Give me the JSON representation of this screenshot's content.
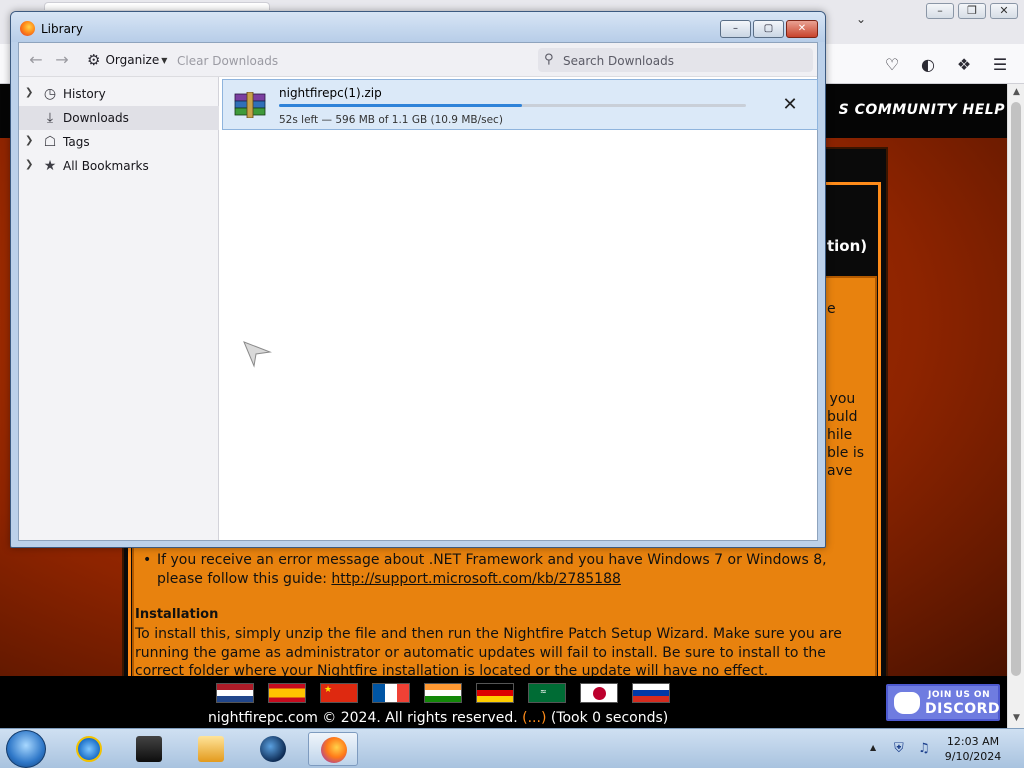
{
  "library": {
    "title": "Library",
    "toolbar": {
      "organize_label": "Organize",
      "clear_downloads_label": "Clear Downloads",
      "search_placeholder": "Search Downloads"
    },
    "sidebar": {
      "items": [
        {
          "label": "History",
          "icon": "clock-icon"
        },
        {
          "label": "Downloads",
          "icon": "download-icon"
        },
        {
          "label": "Tags",
          "icon": "tag-icon"
        },
        {
          "label": "All Bookmarks",
          "icon": "star-icon"
        }
      ],
      "selected": "Downloads"
    },
    "download": {
      "filename": "nightfirepc(1).zip",
      "status": "52s left — 596 MB of 1.1 GB (10.9 MB/sec)",
      "progress_fraction": 0.52
    }
  },
  "site": {
    "community_help": "S COMMUNITY HELP",
    "heading_fragment": "tion)",
    "side_fragments": [
      "e",
      "k you",
      "buld",
      "hile",
      "ble is",
      "ave"
    ],
    "bullet_text": "If you receive an error message about .NET Framework and you have Windows 7 or Windows 8, please follow this guide: ",
    "bullet_link": "http://support.microsoft.com/kb/2785188",
    "installation_title": "Installation",
    "installation_body": "To install this, simply unzip the file and then run the Nightfire Patch Setup Wizard. Make sure you are running the game as administrator or automatic updates will fail to install. Be sure to install to the correct folder where your Nightfire installation is located or the update will have no effect.",
    "footer_copyright": "nightfirepc.com © 2024. All rights reserved. ",
    "footer_dots": "(...)",
    "footer_took": " (Took 0 seconds)",
    "discord_line1": "JOIN US ON",
    "discord_line2": "DISCORD",
    "flags": [
      "netherlands",
      "spain",
      "china",
      "france",
      "india",
      "germany",
      "saudi-arabia",
      "japan",
      "russia"
    ]
  },
  "taskbar": {
    "apps": [
      "internet-explorer",
      "media-center",
      "media-player",
      "network-globe",
      "firefox"
    ],
    "active_app": "firefox",
    "time": "12:03 AM",
    "date": "9/10/2024"
  },
  "colors": {
    "site_orange": "#e8820e",
    "progress_blue": "#2f83d9",
    "selection_row": "#dbe9f8"
  }
}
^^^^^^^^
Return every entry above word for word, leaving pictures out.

Give me the JSON representation of this screenshot's content.
{
  "library": {
    "title": "Library",
    "toolbar": {
      "organize_label": "Organize",
      "clear_downloads_label": "Clear Downloads",
      "search_placeholder": "Search Downloads"
    },
    "sidebar": {
      "items": [
        {
          "label": "History",
          "icon": "clock-icon"
        },
        {
          "label": "Downloads",
          "icon": "download-icon"
        },
        {
          "label": "Tags",
          "icon": "tag-icon"
        },
        {
          "label": "All Bookmarks",
          "icon": "star-icon"
        }
      ],
      "selected": "Downloads"
    },
    "download": {
      "filename": "nightfirepc(1).zip",
      "status": "52s left — 596 MB of 1.1 GB (10.9 MB/sec)",
      "progress_fraction": 0.52
    }
  },
  "site": {
    "community_help": "S COMMUNITY HELP",
    "heading_fragment": "tion)",
    "side_fragments": [
      "e",
      "k you",
      "buld",
      "hile",
      "ble is",
      "ave"
    ],
    "bullet_text": "If you receive an error message about .NET Framework and you have Windows 7 or Windows 8, please follow this guide: ",
    "bullet_link": "http://support.microsoft.com/kb/2785188",
    "installation_title": "Installation",
    "installation_body": "To install this, simply unzip the file and then run the Nightfire Patch Setup Wizard. Make sure you are running the game as administrator or automatic updates will fail to install. Be sure to install to the correct folder where your Nightfire installation is located or the update will have no effect.",
    "footer_copyright": "nightfirepc.com © 2024. All rights reserved. ",
    "footer_dots": "(...)",
    "footer_took": " (Took 0 seconds)",
    "discord_line1": "JOIN US ON",
    "discord_line2": "DISCORD",
    "flags": [
      "netherlands",
      "spain",
      "china",
      "france",
      "india",
      "germany",
      "saudi-arabia",
      "japan",
      "russia"
    ]
  },
  "taskbar": {
    "apps": [
      "internet-explorer",
      "media-center",
      "media-player",
      "network-globe",
      "firefox"
    ],
    "active_app": "firefox",
    "time": "12:03 AM",
    "date": "9/10/2024"
  },
  "colors": {
    "site_orange": "#e8820e",
    "progress_blue": "#2f83d9",
    "selection_row": "#dbe9f8"
  }
}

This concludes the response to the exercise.